By Samantha Steele
Oct. 7, 2015
Steven MacKinnon is a 7th generation farmer on P.E.I., but he is worried about his future, worried the island is running low on groundwater.
“I’m not saying there’s not some water down there, but how close are we to that edge?” he said at the Council of Canadians meeting on water on Sept. 22.
MacKinnon has a nephew who installs septic systems. He attends a meeting in the southern United States each year. When he mentioned water, the participants discovered he was from P.E.I.
“You’re from the population that makes up only two per cent of the world but relies 100 per cent on groundwater,” said the guest speaker.
MacKinnon was amazed someone knew about the island and scared as it was because of its water situation.
MacKinnon is not alone when it comes to worrying about island water.

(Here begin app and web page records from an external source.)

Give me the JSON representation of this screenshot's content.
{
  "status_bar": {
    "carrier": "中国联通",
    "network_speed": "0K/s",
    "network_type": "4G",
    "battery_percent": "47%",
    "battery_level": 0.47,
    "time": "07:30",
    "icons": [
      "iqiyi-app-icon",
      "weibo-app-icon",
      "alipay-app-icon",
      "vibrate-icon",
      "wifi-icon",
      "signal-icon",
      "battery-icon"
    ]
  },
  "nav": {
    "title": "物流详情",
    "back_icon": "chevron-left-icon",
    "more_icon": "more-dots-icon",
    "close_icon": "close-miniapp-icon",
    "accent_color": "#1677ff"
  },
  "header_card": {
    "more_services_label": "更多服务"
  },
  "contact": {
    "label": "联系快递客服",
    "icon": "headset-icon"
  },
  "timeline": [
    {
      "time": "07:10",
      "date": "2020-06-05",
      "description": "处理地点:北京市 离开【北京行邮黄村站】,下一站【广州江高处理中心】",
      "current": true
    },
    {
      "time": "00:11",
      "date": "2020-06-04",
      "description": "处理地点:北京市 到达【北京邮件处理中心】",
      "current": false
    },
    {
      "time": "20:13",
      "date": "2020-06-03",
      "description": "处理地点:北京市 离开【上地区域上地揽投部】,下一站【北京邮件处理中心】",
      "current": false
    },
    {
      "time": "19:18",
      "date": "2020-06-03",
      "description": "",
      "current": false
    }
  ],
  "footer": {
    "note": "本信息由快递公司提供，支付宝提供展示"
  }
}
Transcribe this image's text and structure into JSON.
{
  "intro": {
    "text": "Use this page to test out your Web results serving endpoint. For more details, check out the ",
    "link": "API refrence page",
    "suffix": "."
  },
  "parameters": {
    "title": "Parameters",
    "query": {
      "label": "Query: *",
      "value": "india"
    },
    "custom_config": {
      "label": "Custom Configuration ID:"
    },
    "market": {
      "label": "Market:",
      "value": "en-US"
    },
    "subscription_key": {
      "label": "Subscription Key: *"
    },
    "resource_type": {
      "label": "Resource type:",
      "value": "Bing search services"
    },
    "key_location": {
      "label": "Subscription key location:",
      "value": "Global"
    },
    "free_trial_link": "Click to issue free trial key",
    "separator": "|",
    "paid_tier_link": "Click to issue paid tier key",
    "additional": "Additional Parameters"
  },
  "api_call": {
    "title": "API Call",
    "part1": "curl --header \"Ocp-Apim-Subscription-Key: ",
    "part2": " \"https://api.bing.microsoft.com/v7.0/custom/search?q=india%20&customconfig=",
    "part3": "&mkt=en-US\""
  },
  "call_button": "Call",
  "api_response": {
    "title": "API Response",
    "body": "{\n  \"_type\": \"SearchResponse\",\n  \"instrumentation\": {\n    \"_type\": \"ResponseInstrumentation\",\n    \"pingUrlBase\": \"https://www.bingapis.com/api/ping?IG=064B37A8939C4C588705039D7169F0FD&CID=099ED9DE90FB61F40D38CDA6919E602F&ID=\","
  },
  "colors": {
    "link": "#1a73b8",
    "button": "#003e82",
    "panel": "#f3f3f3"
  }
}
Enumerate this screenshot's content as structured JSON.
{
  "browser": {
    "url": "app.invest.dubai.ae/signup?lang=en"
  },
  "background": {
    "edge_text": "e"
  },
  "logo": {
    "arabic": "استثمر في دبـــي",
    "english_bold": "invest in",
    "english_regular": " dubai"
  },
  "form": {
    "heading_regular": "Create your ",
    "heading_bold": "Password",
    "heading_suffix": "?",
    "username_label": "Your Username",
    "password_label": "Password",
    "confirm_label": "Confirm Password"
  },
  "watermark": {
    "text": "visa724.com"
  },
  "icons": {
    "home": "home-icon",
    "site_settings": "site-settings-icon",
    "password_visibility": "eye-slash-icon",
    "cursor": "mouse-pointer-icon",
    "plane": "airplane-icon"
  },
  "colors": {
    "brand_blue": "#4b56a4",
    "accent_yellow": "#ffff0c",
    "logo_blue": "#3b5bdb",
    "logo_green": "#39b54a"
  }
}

Maude Barlow is the chair on the Council of Canadians. She spoke about how dire the global, and local, water situation is.
“If we were to pump the Great Lakes as mercilessly as we pump global groundwater, the lakes would be bone dry in 80 years.”
Since the mid-1950s, people have dramatically increased their use of groundwater. That’s why P.E.I. needs a water act tailored to its environment, she said.
“P.E.I. needs a water act that truly ensure the ongoing health of the ecosystem here and preserves water not only as a common good but as a public trust.”
Catherine O’Brien agrees with Barlow. She works with the Coalition for the Protection of P.E.I. Water.
O’Brien is pleased the government has arranged more public consultations to discuss the act, but there needs more public involvement in these meetings.
“If you have an issue, something you may have heard tonight, or something that you read about, please come to these consultations,”
Barlow closed the forum with a quote from water scientist David Schindler regarding politics and water.
“All you’re talking about is the economy but we’re going to forget all about the economy when we run out of water.”